Music » Music Etc.



John Butcher
When I enrolled in band class in junior high, our director spent one introductory day talking about the sounds each instrument makes. Talking about the saxophone's versatility, he played us a number of recordings where saxes sounded like other instruments, forcing us to guess which was a sax and which wasn't. If he had owned John Butcher's solo album, Fixations, he really could have blown our minds: On "Second Bottle," the London improvisor does a remarkable job of imitating a mosquito. (And as our band class was being conducted on the Texas Gulf Coast, we had plenty of experience with that sound.)

Elsewhere on Fixations, Butcher spends three minutes pushing air through his mouthpiece without generating an audible tone, letting the airstream's strength build until a drone emerges, then producing a reedy quaver above that. It's like Tuvan throat singing, free-jazz style. His experiments in restraint


Monday, September 22
Robert Tatum's 811
Art Lounge
811 S. Flores
will come as a shock to listeners who associate tenor saxes with walls of sound and manly wails.

Monday, September 22, Butcher will swing through San Antonio on his way home from Austin's Cinematexas-sponsored Eye + Ear festival, bringing with him two fellow improvising musicians. Guitarist Andy Moor is a member of the long-lived Dutch experimental punk band The Ex; Kaffe Matthews, another Londoner, was trained as a violinist but now uses an array of electronic devices to create improvised atmospheres. Some time back, Matthews started creating location-specific sound devices built into chairs or strung up in open landscapes. As she is working this week in a particularly muggy Texas September, maybe she can make John Butcher's saxophone mosquito feel right at home. •

San Antonio Current works for you, and your support is essential.

Our small but mighty local team works tirelessly to bring you high-quality, uncensored news and cultural coverage of San Antonio and beyond.

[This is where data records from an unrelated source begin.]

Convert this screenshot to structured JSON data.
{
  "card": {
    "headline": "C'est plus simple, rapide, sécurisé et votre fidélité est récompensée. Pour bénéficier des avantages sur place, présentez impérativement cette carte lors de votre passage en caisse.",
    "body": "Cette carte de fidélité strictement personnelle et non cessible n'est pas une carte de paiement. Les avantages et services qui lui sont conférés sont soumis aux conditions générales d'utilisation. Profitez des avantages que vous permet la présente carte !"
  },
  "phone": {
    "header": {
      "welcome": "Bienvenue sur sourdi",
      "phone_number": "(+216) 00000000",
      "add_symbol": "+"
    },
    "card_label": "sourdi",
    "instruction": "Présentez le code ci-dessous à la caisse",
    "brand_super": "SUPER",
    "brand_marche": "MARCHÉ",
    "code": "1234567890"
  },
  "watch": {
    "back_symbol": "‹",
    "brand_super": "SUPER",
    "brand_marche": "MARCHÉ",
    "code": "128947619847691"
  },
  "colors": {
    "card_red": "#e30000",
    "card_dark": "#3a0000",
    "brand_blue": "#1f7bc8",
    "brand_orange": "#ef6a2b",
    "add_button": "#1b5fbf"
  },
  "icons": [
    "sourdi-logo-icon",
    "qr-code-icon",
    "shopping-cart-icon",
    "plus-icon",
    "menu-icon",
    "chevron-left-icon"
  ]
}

Unlike many newspapers, ours is free – and we'd like to keep it that way, because we believe, now more than ever, everyone deserves access to accurate, independent coverage of their community.

Whether it's a one-time acknowledgement of this article or an ongoing pledge, your support helps keep San Antonio's true free press free.